CWN.com - The Bible tells that God uses certain individuals for the gift of healing. Recently in the Philippines, Father Fernando Suarez, tagged as the "healing priest," has given much hope to the Filipinos in administering healing to his countrymen.
CWN.com - They call it "Mama Tungurahua." It's one of South America's most active volcanos, spewing ash and lava once again.
CWN.com - YANGON, Burma - Everthing seems normal now in the streets of Yangon.
LAS VEGAS, Nev. - Can anything good come out of a place called 'Sin City'? Well, Christians in Las Vegas, Nevada say there's a whole lot more than gambling going on, and they're hoping it will soon spread to the rest of the nation.
CWN.com ― After Kosovo declared independence on Feb. 17, many Kosovars began referring to the nation's 'new birth.' Christian workers in the country it's creating opportunities for sharing the message of Christ.
An open letter from the president of the Chinese House Church Alliance has revealed the relentless persecution he and his family have endured under the hands of the Chinese Government.

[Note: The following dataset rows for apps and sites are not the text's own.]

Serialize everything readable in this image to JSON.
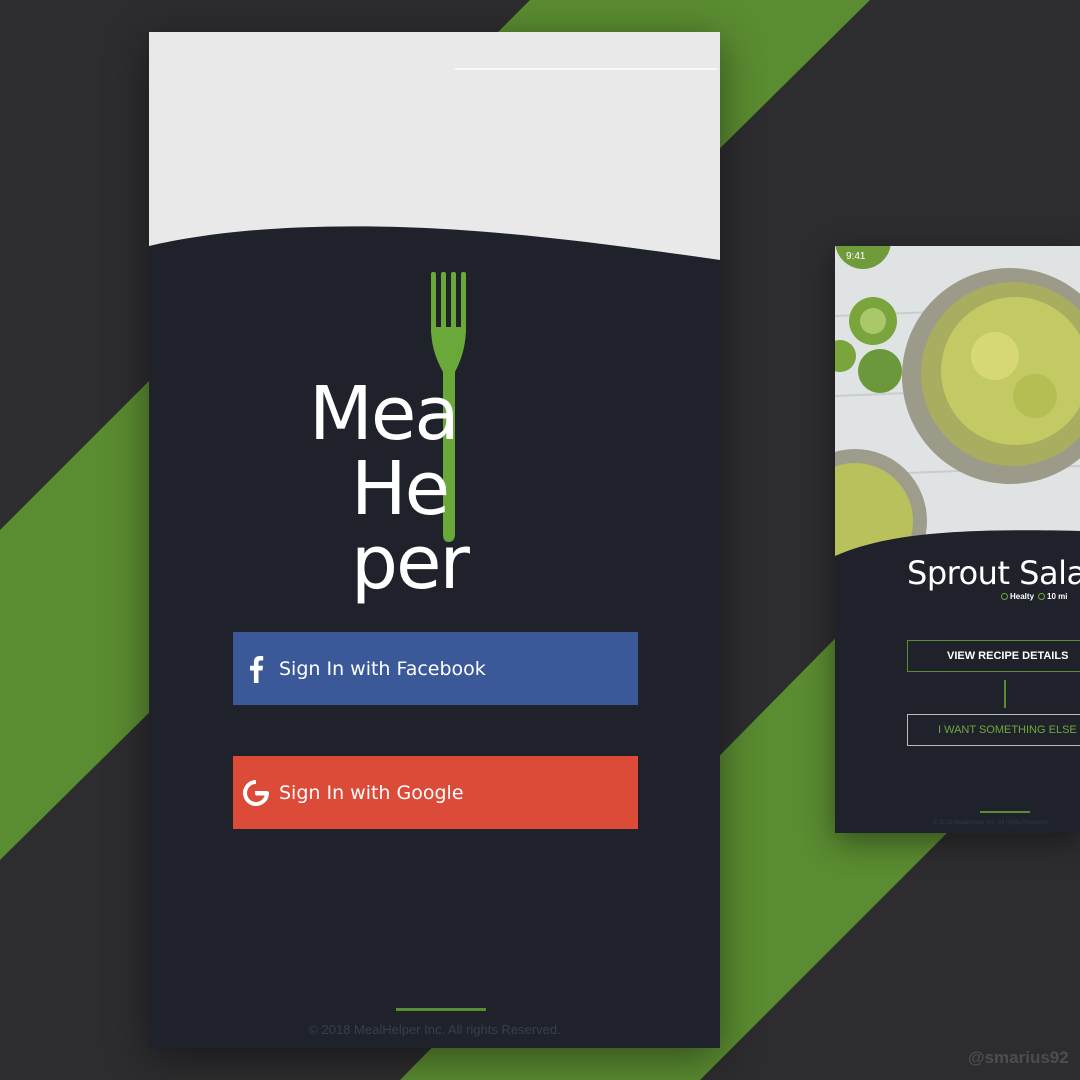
{
  "colors": {
    "background": "#2d2d2f",
    "accent_green": "#5a8c31",
    "phone_dark": "#1f222b",
    "facebook_blue": "#3b5998",
    "google_red": "#dc4a38"
  },
  "main_screen": {
    "logo": {
      "line1": "Mea",
      "line2": "He",
      "line2_end": "per",
      "icon": "fork-icon"
    },
    "facebook_button": {
      "label": "Sign In with Facebook",
      "icon": "facebook-icon"
    },
    "google_button": {
      "label": "Sign In with Google",
      "icon": "google-icon"
    },
    "copyright": "© 2018 MealHelper Inc. All rights Reserved."
  },
  "recipe_screen": {
    "status_time": "9:41",
    "title": "Sprout Salad",
    "tags": [
      {
        "label": "Healty",
        "icon": "smile-icon"
      },
      {
        "label": "10 mi",
        "icon": "clock-icon"
      }
    ],
    "view_button": "VIEW RECIPE DETAILS",
    "else_button": "I WANT SOMETHING ELSE",
    "copyright": "© 2018 MealHelper Inc. All rights Reserved."
  },
  "watermark": "@smarius92"
}
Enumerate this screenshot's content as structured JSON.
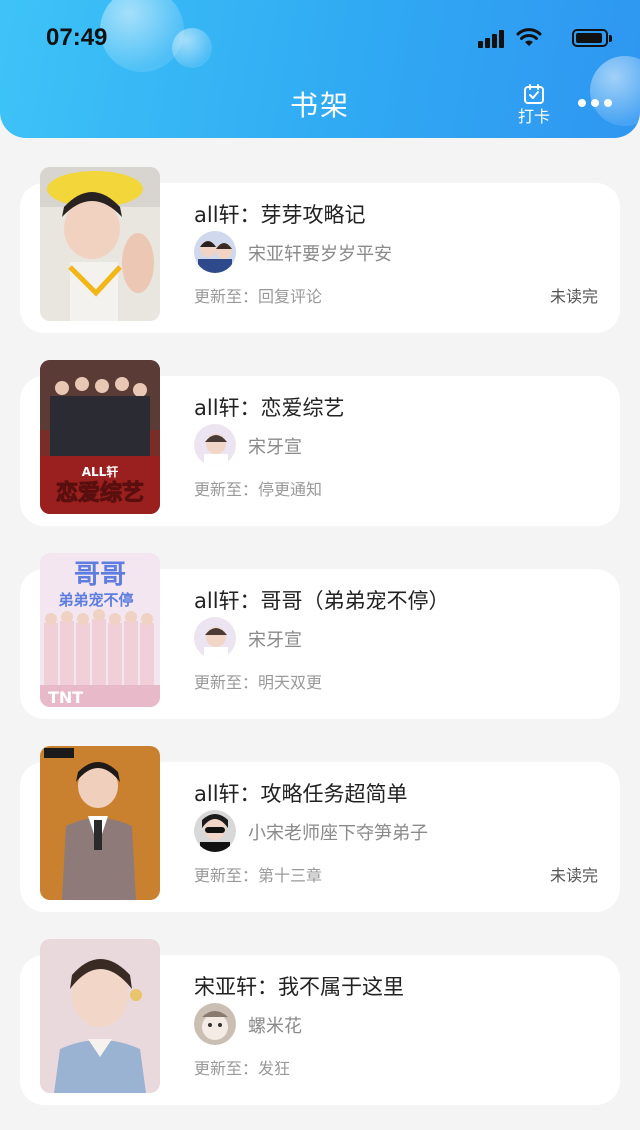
{
  "status_bar": {
    "time": "07:49"
  },
  "header": {
    "title": "书架",
    "checkin_label": "打卡"
  },
  "books": [
    {
      "title": "all轩：芽芽攻略记",
      "author": "宋亚轩要岁岁平安",
      "update": "更新至：回复评论",
      "badge": "未读完"
    },
    {
      "title": "all轩：恋爱综艺",
      "author": "宋牙宣",
      "update": "更新至：停更通知",
      "badge": ""
    },
    {
      "title": "all轩：哥哥（弟弟宠不停）",
      "author": "宋牙宣",
      "update": "更新至：明天双更",
      "badge": ""
    },
    {
      "title": "all轩：攻略任务超简单",
      "author": "小宋老师座下夺笋弟子",
      "update": "更新至：第十三章",
      "badge": "未读完"
    },
    {
      "title": "宋亚轩：我不属于这里",
      "author": "螺米花",
      "update": "更新至：发狂",
      "badge": ""
    }
  ],
  "covers": {
    "book2_text": "ALL轩 恋爱综艺",
    "book3_text": "哥哥 弟弟宠不停",
    "book3_footer": "TNT"
  },
  "colors": {
    "header_gradient_start": "#3ec3f7",
    "header_gradient_end": "#2f96f1",
    "background": "#f4f4f4",
    "card": "#ffffff"
  },
  "icons": [
    "signal-icon",
    "wifi-icon",
    "battery-icon",
    "calendar-check-icon",
    "more-icon"
  ]
}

BAGHDAD - After almost five years of war, many young people in Iraq, exhausted by constant firsthand exposure to the violence of religious extremism, say they have grown disillusioned with religious leaders and skeptical of the faith that they preach.
CWN.com - Kidnappers are demanding a huge ransom for a Chaldean Archbishop abducted last week in northern Iraq, sending fear through the country's Christian community, a local priest said.
CWN.com - About 40 Christians were kidnapped Feb. 27 by anti-Christian radicals in Himachal Pradesh, India, according to Gospel for Asia, a U.S.-based ministry that supports church workers in India.
(CBS) Pastor Marty Baker is a believer in the idea. "When Jesus says, 'I will build the church,' he says, financially, I've got a system for you," Baker preaches, "It's called tithing." Tithing means giving a tenth of your income - and church construction is exactly what pastor Marty Baker is pitching his congregation to pay for. "God doesn't fund the church through bingo nights, pancake suppers and chicken dinners," Baker says. "God funds the church through people willing to commit to the tithe." Over twenty years, tithing has helped transform Stevens Creek Church in Augusta, Georgia from a few people in somebody's living room to a megachurch in the making.
Evangelical Christians are under fire in Jordan, and more than two dozen missionaries and seminary students have been deported or refused visas in the past year.
The stone walls of St. Porphyrius church in Gaza were raised in the fourth century, a reminder of Christianity's long role in the Mediterranean city's history.
The response came after Pastor Leon Forte, who heads up Grace Christian Center in Athens, Ohio, asked about Obama's faith. The video is available here and the full transcript is available here.